If the misery of the poor be caused not by the laws of Nature, but by our institutions, great is our sin. ~ Charles Darwin
600 years ago, people did not think of themselves as being in a nation. Most lived on subsistence farms, intimately connected to the nearby village, not caring much about the world beyond.
European states began to coalesce from the 14th century, as kings claimed greater power and tightened their control over territories. It was not until the early 19th century that states were established in the form with which we are now so familiar.
Even the educated elite were not much impressed with state-building until well into the 18th century. Most writers and correspondents tended to think of themselves as primarily part of a cosmopolitan European world rather than belonging to a particular nationality.
The kings creating states often had family ties that took priority over their political ambitions. The German monarchs who came to power in England in the early 18th century could not even speak English, so they married locally. During the Great War it was an embarrassment to the British royal house that the Kaiser of Germany was their cousin, so much so that they changed their name from Hanover to Windsor.
Military matters were not nationalized until late in the state-building era. Foreign mercenaries played a key role in most wars. English soldiers might be hired by a French king to fight the English, and vice versa. During the American Revolution, the king of England hired Hessians (German troops) to fight the uppity colonialists.
The invention of the modern nation-state was polished off by Napoléon in the early 19th century: wedding the passion of the French Revolution to an efficient bureaucracy and active army. The resulting state was nearly invincible, and it succeeded in conquering much of Europe. Its power partly derived from an army that for the first time fought not only for themselves, but for their country: France. Though Napoléon was eventually defeated, his demonstration of what a state could achieve meant politics would never be the same.
While Europe and North America had evolved into modern states by the early 19th century, most other peoples in the world lived under a variety of looser polities, like those in the European Middle Ages.
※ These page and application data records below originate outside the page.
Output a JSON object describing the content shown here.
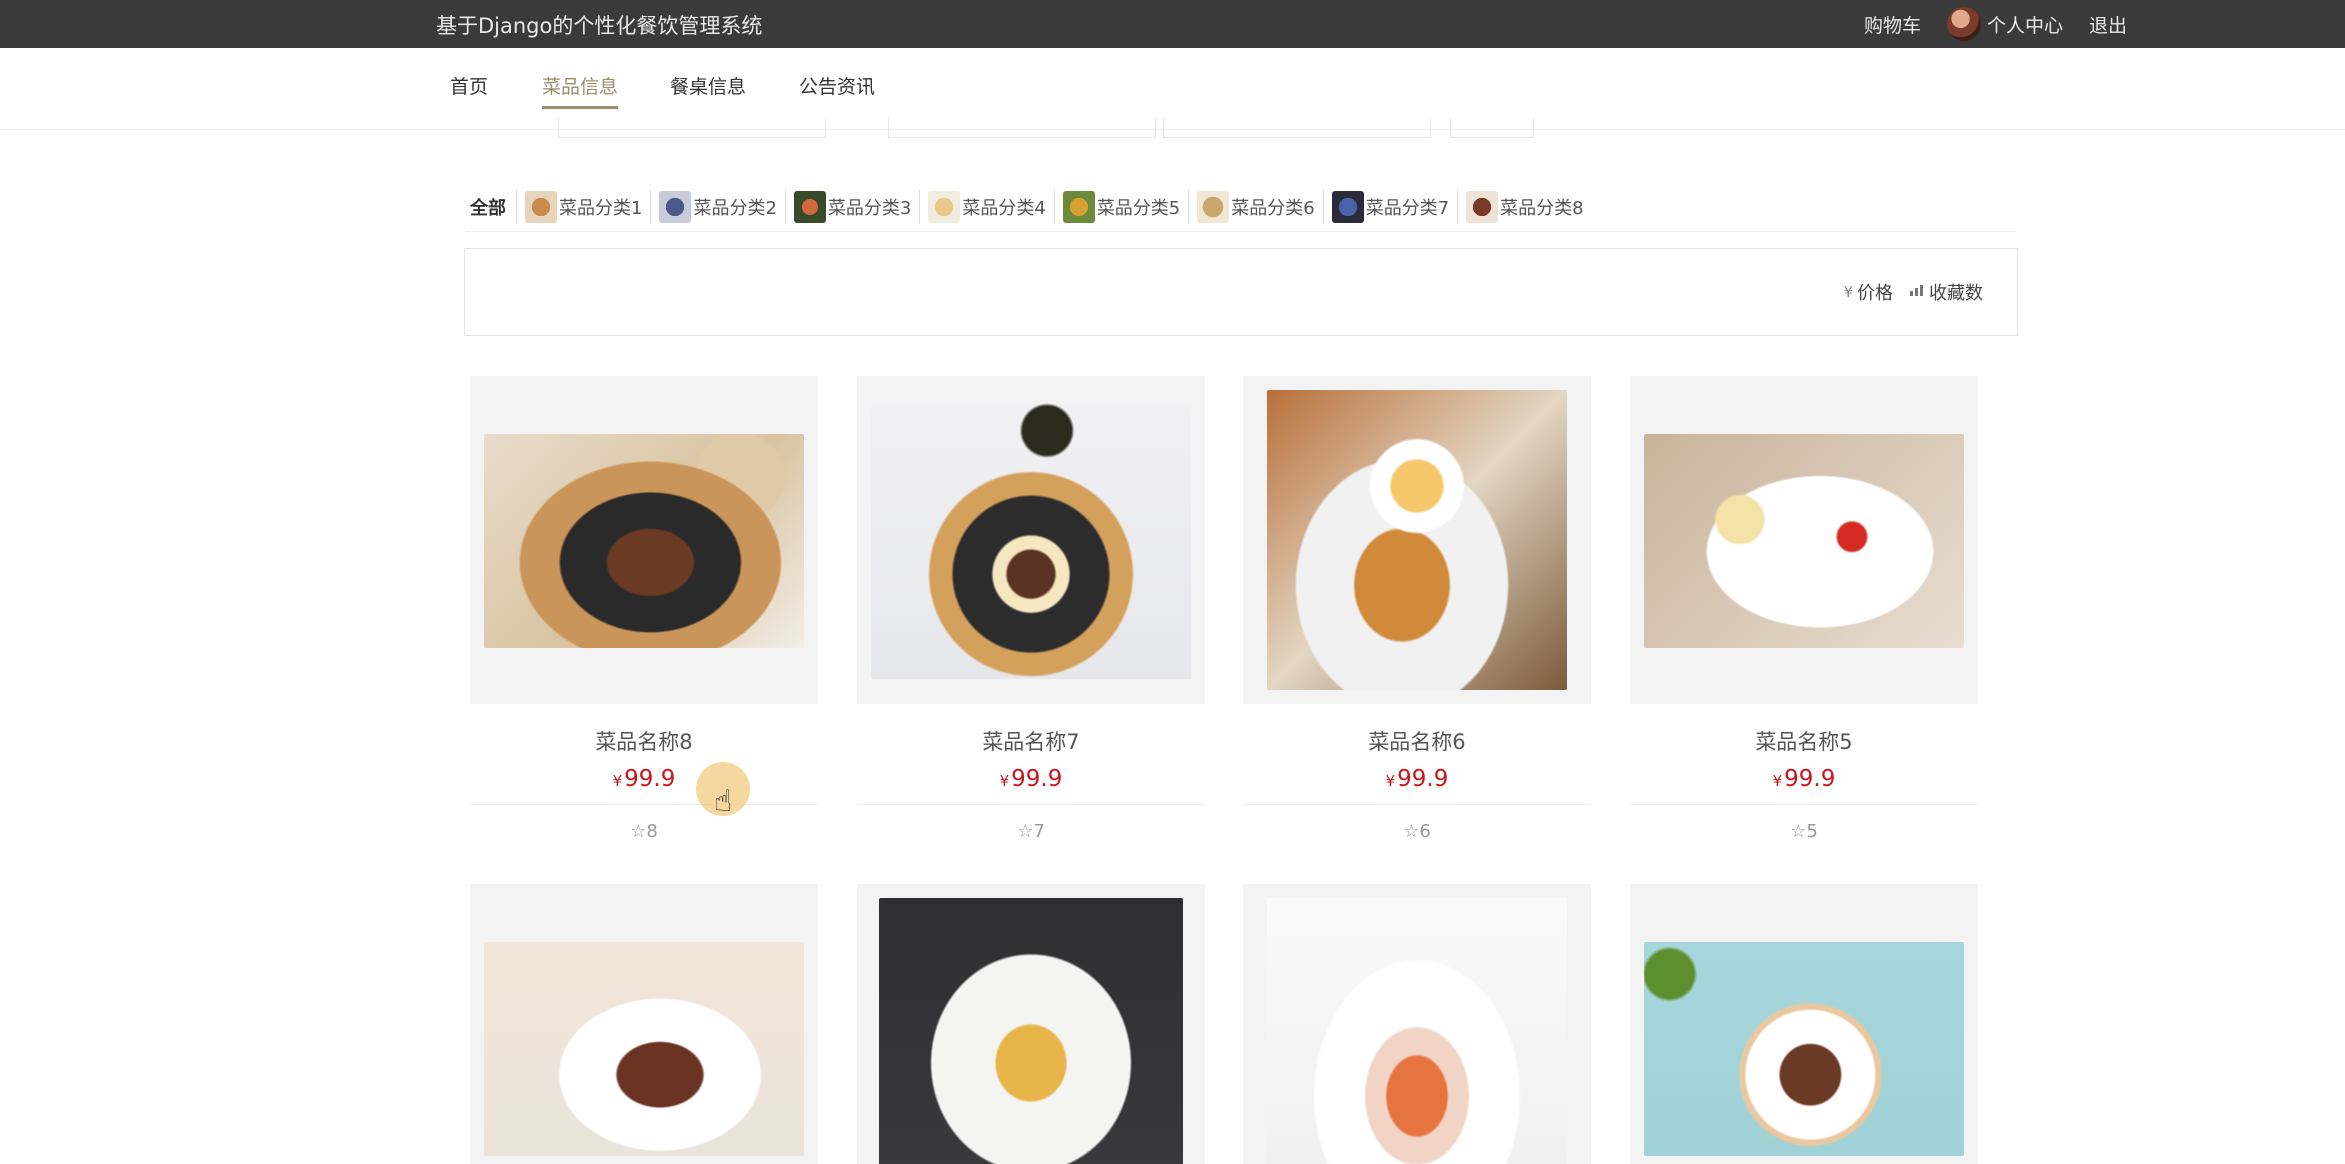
{
  "header": {
    "site_title": "基于Django的个性化餐饮管理系统",
    "cart": "购物车",
    "user_center": "个人中心",
    "logout": "退出"
  },
  "nav": {
    "items": [
      {
        "label": "首页",
        "active": false
      },
      {
        "label": "菜品信息",
        "active": true
      },
      {
        "label": "餐桌信息",
        "active": false
      },
      {
        "label": "公告资讯",
        "active": false
      }
    ]
  },
  "categories": {
    "all": "全部",
    "items": [
      "菜品分类1",
      "菜品分类2",
      "菜品分类3",
      "菜品分类4",
      "菜品分类5",
      "菜品分类6",
      "菜品分类7",
      "菜品分类8"
    ]
  },
  "sort": {
    "price": "价格",
    "price_icon": "¥",
    "favorites": "收藏数",
    "favorites_icon": "bar-chart-icon"
  },
  "currency": "¥",
  "dishes": [
    {
      "name": "菜品名称8",
      "price": "99.9",
      "favorites": "8"
    },
    {
      "name": "菜品名称7",
      "price": "99.9",
      "favorites": "7"
    },
    {
      "name": "菜品名称6",
      "price": "99.9",
      "favorites": "6"
    },
    {
      "name": "菜品名称5",
      "price": "99.9",
      "favorites": "5"
    }
  ],
  "colors": {
    "topbar": "#3a3a3a",
    "nav_active": "#9c8d6c",
    "price": "#c8161d"
  }
}
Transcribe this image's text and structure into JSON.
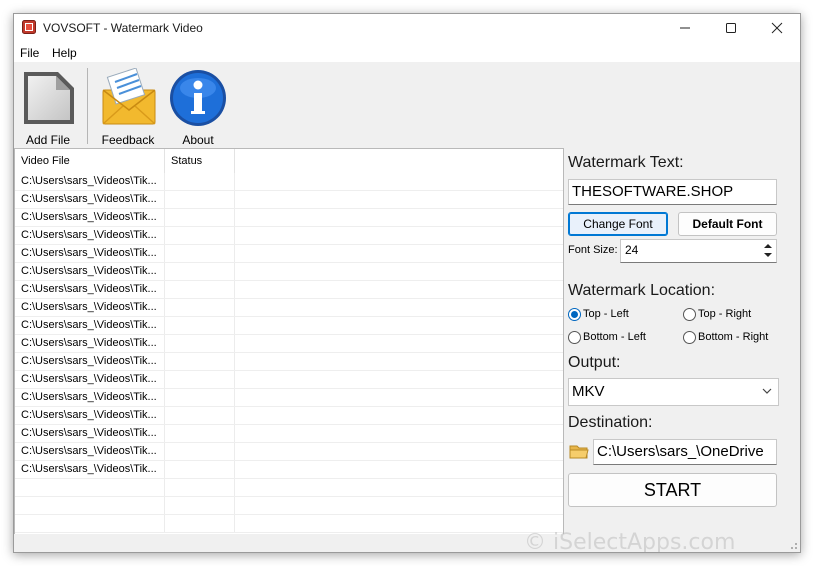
{
  "window": {
    "title": "VOVSOFT - Watermark Video"
  },
  "menu": {
    "items": [
      "File",
      "Help"
    ]
  },
  "toolbar": {
    "add_file": "Add File",
    "feedback": "Feedback",
    "about": "About"
  },
  "file_list": {
    "columns": [
      "Video File",
      "Status"
    ],
    "rows": [
      "C:\\Users\\sars_\\Videos\\Tik...",
      "C:\\Users\\sars_\\Videos\\Tik...",
      "C:\\Users\\sars_\\Videos\\Tik...",
      "C:\\Users\\sars_\\Videos\\Tik...",
      "C:\\Users\\sars_\\Videos\\Tik...",
      "C:\\Users\\sars_\\Videos\\Tik...",
      "C:\\Users\\sars_\\Videos\\Tik...",
      "C:\\Users\\sars_\\Videos\\Tik...",
      "C:\\Users\\sars_\\Videos\\Tik...",
      "C:\\Users\\sars_\\Videos\\Tik...",
      "C:\\Users\\sars_\\Videos\\Tik...",
      "C:\\Users\\sars_\\Videos\\Tik...",
      "C:\\Users\\sars_\\Videos\\Tik...",
      "C:\\Users\\sars_\\Videos\\Tik...",
      "C:\\Users\\sars_\\Videos\\Tik...",
      "C:\\Users\\sars_\\Videos\\Tik...",
      "C:\\Users\\sars_\\Videos\\Tik..."
    ],
    "empty_rows": 4
  },
  "panel": {
    "watermark_text_label": "Watermark Text:",
    "watermark_text_value": "THESOFTWARE.SHOP",
    "change_font": "Change Font",
    "default_font": "Default Font",
    "font_size_label": "Font Size:",
    "font_size_value": "24",
    "location_label": "Watermark Location:",
    "locations": [
      "Top - Left",
      "Top - Right",
      "Bottom - Left",
      "Bottom - Right"
    ],
    "selected_location": "Top - Left",
    "output_label": "Output:",
    "output_value": "MKV",
    "destination_label": "Destination:",
    "destination_value": "C:\\Users\\sars_\\OneDrive",
    "start": "START"
  },
  "watermark_overlay": "© iSelectApps.com",
  "colors": {
    "accent": "#0078d4",
    "window_bg": "#f0f0f0"
  },
  "icons": [
    "app-icon",
    "minimize-icon",
    "maximize-icon",
    "close-icon",
    "add-file-icon",
    "feedback-envelope-icon",
    "about-info-icon",
    "folder-icon",
    "chevron-down-icon",
    "spin-up-icon",
    "spin-down-icon",
    "size-grip-icon"
  ]
}
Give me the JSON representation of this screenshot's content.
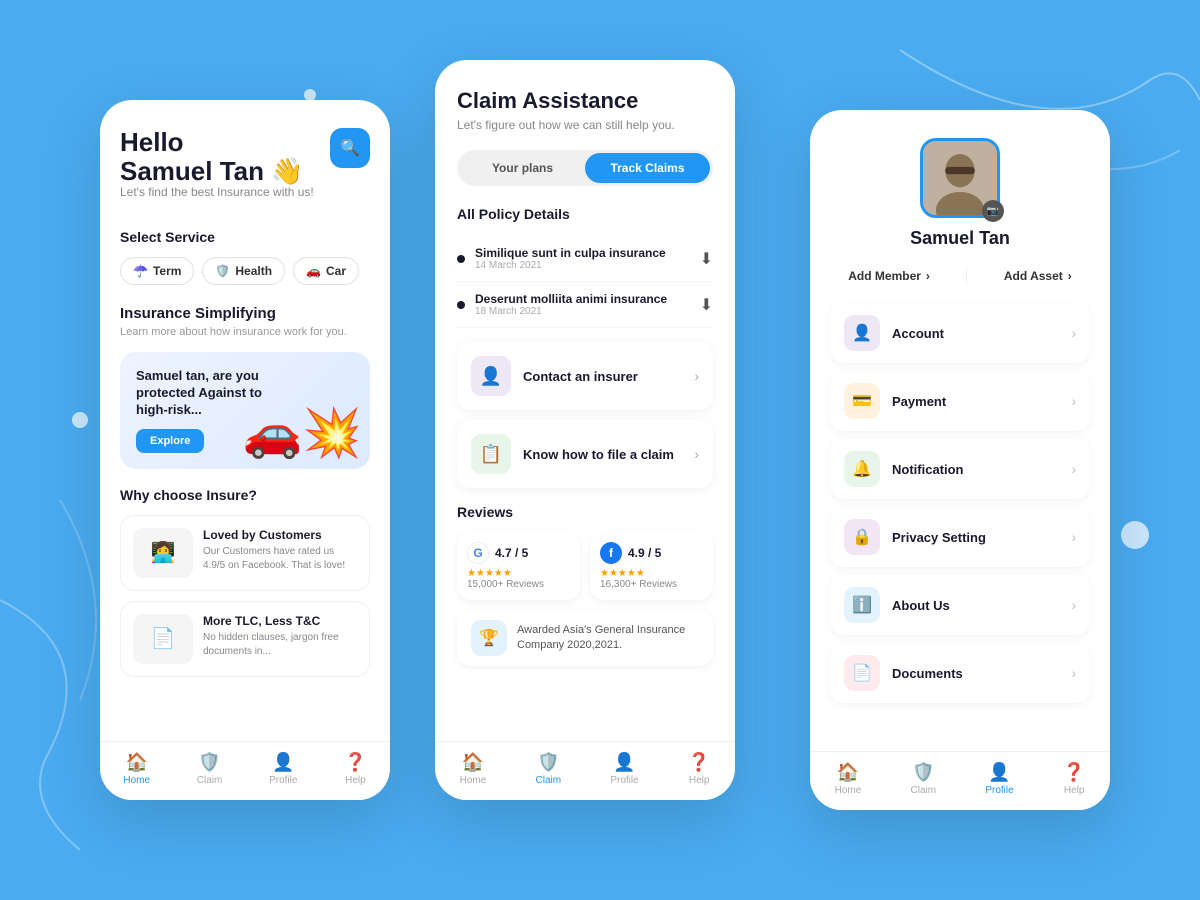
{
  "background": {
    "color": "#4AABF0"
  },
  "left_phone": {
    "greeting": "Hello\nSamuel Tan",
    "wave": "👋",
    "subtitle": "Let's find the best Insurance with us!",
    "select_service_label": "Select Service",
    "services": [
      {
        "label": "Term",
        "icon": "☂️"
      },
      {
        "label": "Health",
        "icon": "🛡️"
      },
      {
        "label": "Car",
        "icon": "🚗"
      }
    ],
    "insurance_simplify_title": "Insurance Simplifying",
    "insurance_simplify_sub": "Learn more about how insurance work for you.",
    "banner_text": "Samuel tan, are you protected Against to high-risk...",
    "explore_label": "Explore",
    "why_choose_label": "Why choose Insure?",
    "cards": [
      {
        "title": "Loved by Customers",
        "text": "Our Customers have rated us 4.9/5 on Facebook. That is love!",
        "icon": "👩‍💻"
      },
      {
        "title": "More TLC, Less T&C",
        "text": "No hidden clauses, jargon free documents in...",
        "icon": "📄"
      }
    ],
    "bottom_nav": [
      {
        "label": "Home",
        "icon": "🏠",
        "active": true
      },
      {
        "label": "Claim",
        "icon": "🛡️",
        "active": false
      },
      {
        "label": "Profile",
        "icon": "👤",
        "active": false
      },
      {
        "label": "Help",
        "icon": "❓",
        "active": false
      }
    ]
  },
  "mid_phone": {
    "title": "Claim Assistance",
    "subtitle": "Let's figure out how we can still help you.",
    "tabs": [
      {
        "label": "Your plans",
        "active": false
      },
      {
        "label": "Track Claims",
        "active": true
      }
    ],
    "track_claims_label": "Track claims",
    "policy_section_title": "All Policy Details",
    "policies": [
      {
        "name": "Similique sunt in culpa insurance",
        "date": "14 March 2021"
      },
      {
        "name": "Deserunt molliita animi insurance",
        "date": "18 March 2021"
      }
    ],
    "actions": [
      {
        "label": "Contact an insurer",
        "icon": "👤",
        "icon_bg": "purple"
      },
      {
        "label": "Know how to file a claim",
        "icon": "📋",
        "icon_bg": "green"
      }
    ],
    "reviews_title": "Reviews",
    "reviews": [
      {
        "platform": "Google",
        "score": "4.7 / 5",
        "count": "15,000+ Reviews",
        "logo_char": "G",
        "logo_type": "google"
      },
      {
        "platform": "Facebook",
        "score": "4.9 / 5",
        "count": "16,300+ Reviews",
        "logo_char": "f",
        "logo_type": "fb"
      }
    ],
    "award_text": "Awarded Asia's General Insurance Company 2020,2021.",
    "bottom_nav": [
      {
        "label": "Home",
        "icon": "🏠",
        "active": false
      },
      {
        "label": "Claim",
        "icon": "🛡️",
        "active": true
      },
      {
        "label": "Profile",
        "icon": "👤",
        "active": false
      },
      {
        "label": "Help",
        "icon": "❓",
        "active": false
      }
    ]
  },
  "right_phone": {
    "user_name": "Samuel Tan",
    "add_member_label": "Add Member",
    "add_asset_label": "Add Asset",
    "menu_items": [
      {
        "label": "Account",
        "icon": "👤",
        "icon_bg": "purple"
      },
      {
        "label": "Payment",
        "icon": "💳",
        "icon_bg": "orange"
      },
      {
        "label": "Notification",
        "icon": "🔔",
        "icon_bg": "green"
      },
      {
        "label": "Privacy Setting",
        "icon": "🔒",
        "icon_bg": "lavender"
      },
      {
        "label": "About Us",
        "icon": "ℹ️",
        "icon_bg": "blue"
      },
      {
        "label": "Documents",
        "icon": "📄",
        "icon_bg": "red"
      }
    ],
    "bottom_nav": [
      {
        "label": "Home",
        "icon": "🏠",
        "active": false
      },
      {
        "label": "Claim",
        "icon": "🛡️",
        "active": false
      },
      {
        "label": "Profile",
        "icon": "👤",
        "active": true
      },
      {
        "label": "Help",
        "icon": "❓",
        "active": false
      }
    ]
  }
}
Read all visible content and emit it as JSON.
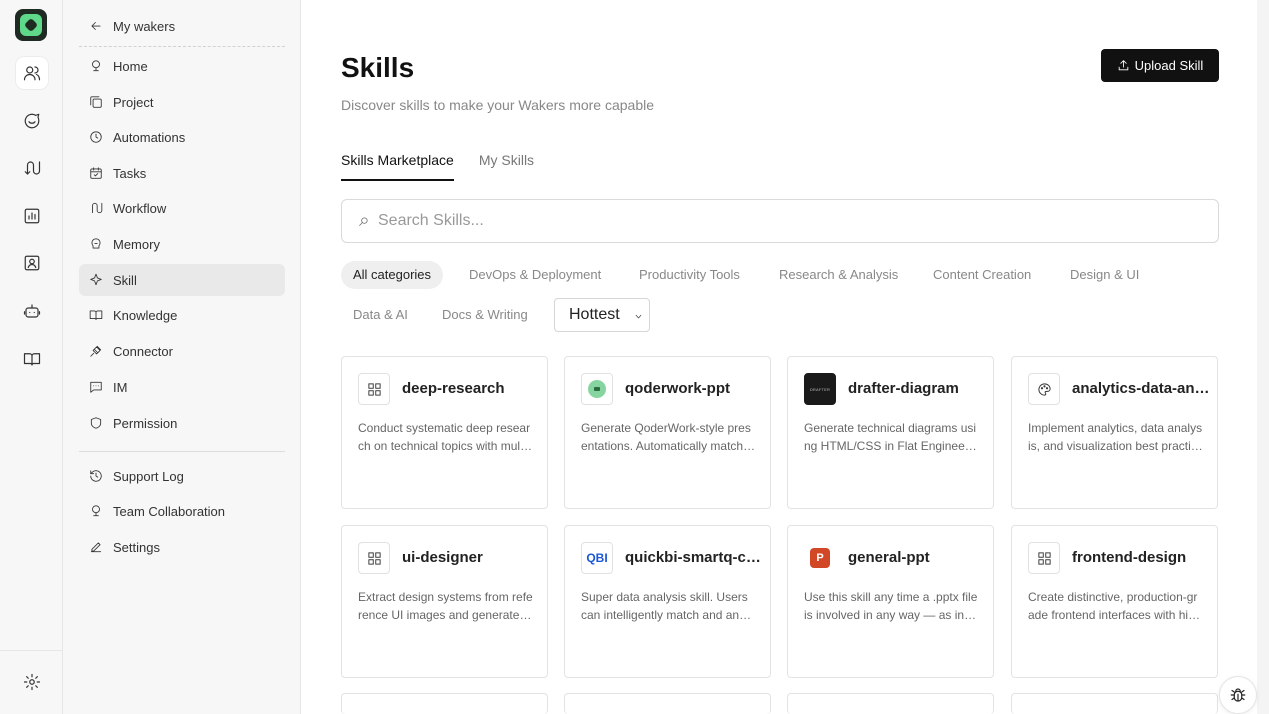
{
  "sidebar": {
    "back_label": "My wakers",
    "items": [
      {
        "label": "Home",
        "icon": "home-icon"
      },
      {
        "label": "Project",
        "icon": "project-icon"
      },
      {
        "label": "Automations",
        "icon": "clock-icon"
      },
      {
        "label": "Tasks",
        "icon": "calendar-icon"
      },
      {
        "label": "Workflow",
        "icon": "workflow-icon"
      },
      {
        "label": "Memory",
        "icon": "memory-icon"
      },
      {
        "label": "Skill",
        "icon": "skill-icon"
      },
      {
        "label": "Knowledge",
        "icon": "book-icon"
      },
      {
        "label": "Connector",
        "icon": "plug-icon"
      },
      {
        "label": "IM",
        "icon": "chat-icon"
      },
      {
        "label": "Permission",
        "icon": "shield-icon"
      }
    ],
    "bottom_items": [
      {
        "label": "Support Log",
        "icon": "history-icon"
      },
      {
        "label": "Team Collaboration",
        "icon": "team-icon"
      },
      {
        "label": "Settings",
        "icon": "edit-icon"
      }
    ],
    "active": "Skill"
  },
  "header": {
    "title": "Skills",
    "subtitle": "Discover skills to make your Wakers more capable",
    "upload_label": "Upload Skill"
  },
  "tabs": [
    {
      "label": "Skills Marketplace",
      "active": true
    },
    {
      "label": "My Skills",
      "active": false
    }
  ],
  "search": {
    "placeholder": "Search Skills...",
    "value": ""
  },
  "categories": [
    "All categories",
    "DevOps & Deployment",
    "Productivity Tools",
    "Research & Analysis",
    "Content Creation",
    "Design & UI",
    "Data & AI",
    "Docs & Writing"
  ],
  "active_category": "All categories",
  "sort": {
    "selected": "Hottest"
  },
  "skills": [
    {
      "name": "deep-research",
      "desc": "Conduct systematic deep research on technical topics with multiple sources",
      "icon": "grid-icon"
    },
    {
      "name": "qoderwork-ppt",
      "desc": "Generate QoderWork-style presentations. Automatically matches layouts",
      "icon": "qoder-icon"
    },
    {
      "name": "drafter-diagram",
      "desc": "Generate technical diagrams using HTML/CSS in Flat Engineering style",
      "icon": "drafter-icon",
      "icon_text": "DRAFTER"
    },
    {
      "name": "analytics-data-analysis",
      "desc": "Implement analytics, data analysis, and visualization best practices",
      "icon": "palette-icon"
    },
    {
      "name": "ui-designer",
      "desc": "Extract design systems from reference UI images and generate code",
      "icon": "grid-icon"
    },
    {
      "name": "quickbi-smartq-chat",
      "desc": "Super data analysis skill. Users can intelligently match and analyze data",
      "icon": "qbi-icon",
      "icon_text": "QBI"
    },
    {
      "name": "general-ppt",
      "desc": "Use this skill any time a .pptx file is involved in any way — as input or output",
      "icon": "powerpoint-icon",
      "icon_text": "P"
    },
    {
      "name": "frontend-design",
      "desc": "Create distinctive, production-grade frontend interfaces with high design quality",
      "icon": "grid-icon"
    }
  ],
  "colors": {
    "accent": "#111111",
    "active_bg": "#e9e9e9",
    "logo": "#5fd88a"
  }
}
Colonialism brought the concepts of state to them.
As imperialism waned in the wake of wars among the empire builders, leaders in the former colonies, almost all having been educated in Europe, adopted the state model under which their people had been oppressed.
Taxes were nothing new, but modern states squeezed hard: taking so much as to impoverish workers in the lower class.
(The median tax rate on wages in developed countries is 34%. The average tax burden on Western European workers is over 40%. Belgians pay 55%; Austrians, Germans, and Hungarians 49%.)
No government can exist without taxation. The grand art consists of levying so as not to oppress. ~ Frederick the Great
Meanwhile, the converse – the state giving rather than just taking – was something that emerged only from crisis. Welfare states in most countries only began to evolve in the wake of the Great Depression.
Power has only one duty: to secure the social welfare of the people. ~ English politician Benjamin Disraeli
Despite the ongoing failure of the market system to provide full employment and decent wages for workers, the state’s active participation in correcting capitalism’s deficiencies remains controversial in many countries, especially the United States.
America’s democracy is at a breaking point. Voters are less engaged, and signs of institutional decay point to a political system increasingly unable to tackle the economic challenges. ~ Zambian-born American economist Dambisa Moyo
The rules are rigged because the rich and powerful have bought and paid for too many politicians. Two sets of rules: one for the wealthy and the well-connected. And one for everybody else. Two sets of rules: one for white families. And one for everybody else. That’s how a rigged system works. ~ Elizabeth Warren in 2018 on US governance
Government! 3/4ths parasitic and the other 1/4th stupid fumbling. ~ American science fiction writer Robert Heinlein
Societies act as multicellular organisms. The nucleus of each social organism is the state: the political organelle that controls the organism to meet its own needs, not the needs of the citizens which are its responsibility.
Politicians come and go, but the problems they have created for their people remain. ~ Donald Tusk
The state always exhibits the same characteristics, varying only by degrees: limiting public expressions against its rule, taking rent from its citizenry, providing a modicum of services to pacific and preserve legitimacy. Whatever else it does, the state ultimately serves its own survival – all other priorities are secondary.